by Darrell Greer Northern News Services

Picture (Left): Nunavut’s Fred O’Brien, right, took gold in the 50m breaststroke while Alberta’s Mark Sandilands took silver at the2004 Canada Senior Games in Whitehorse

Nunavut has made its mark in a national swimming pool, thanks to the efforts of a Kivalliq water hound. Fred O’Brien, 61, of Rankin Inlet loves to swim, and that love of the water led him to three medals while representing Nunavut at the 2004 Canada Senior Games in Whitehorse,

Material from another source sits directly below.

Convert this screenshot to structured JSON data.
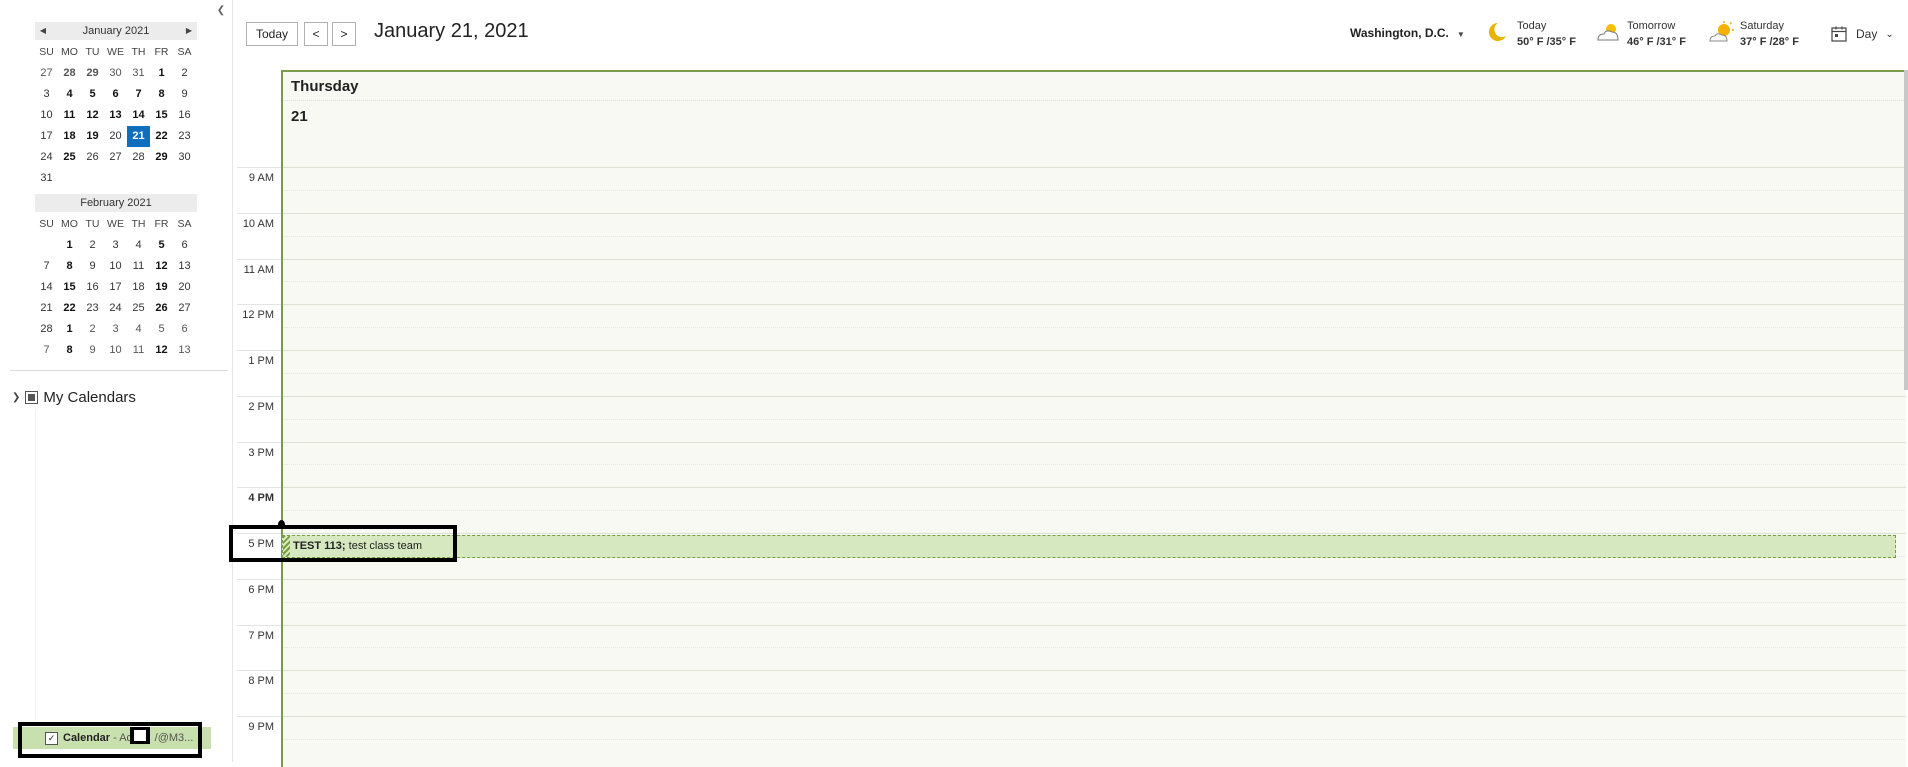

Yukon, this past month O’Brien earned gold in the 50m breast­stroke, silver in the 100m breaststroke and bronze in the 50m freestyle. This Year marked O’Brien’s third appearance at the gams. having represented the Yukon in 1998 in Medi­cine Hat, Alta., and in 2002 in Summerside, PEI.

his year’s Games, however, were a unique experi­ence for O’Brien. “Being the only Nunavut athlete at the Games, I was all alone in the parade followed · by about 400 from Ontario,” says O’Brien.

“They were happy to have Nunavut represented and I · was warmly received by everyone there.”

Unique training

0’Brien’s aquatic resume has taken a decided twist since he moved to Rankin in 2003. His first year in Nunavut saw the senior medal winner keep up his training in the waters off of Rankin, Coral Harbour, Repulse Bay arid Sanikiluaq. This year colder temperatures made his training even more challenging.  “I swam once in Chesterfield Inlet and a couple of times in Rankin, which provided some unforeseen benefits.  “I found 48 golf balls while swimming in Rankin, so I turned them over to local golfer Harry Towtongie.”

Fire still Burns

O Brien says he would like to see traditional Inuit sports demonstrated at the 2006 Games from Sept. 27 to Sept.  1 in Portage la Prairie Men.

He says Nunavumrniut might be quite surprised by the level of competition at the Games. ”The competitive fire still bums inside the athletes at the Games, I can tell you that. “There’s a lot of camaraderie among the participants, but it’s serious business once the events begin.  “There’s also a tremendous sense of pride among the athletes for the province or territory they’re representing at the Games.”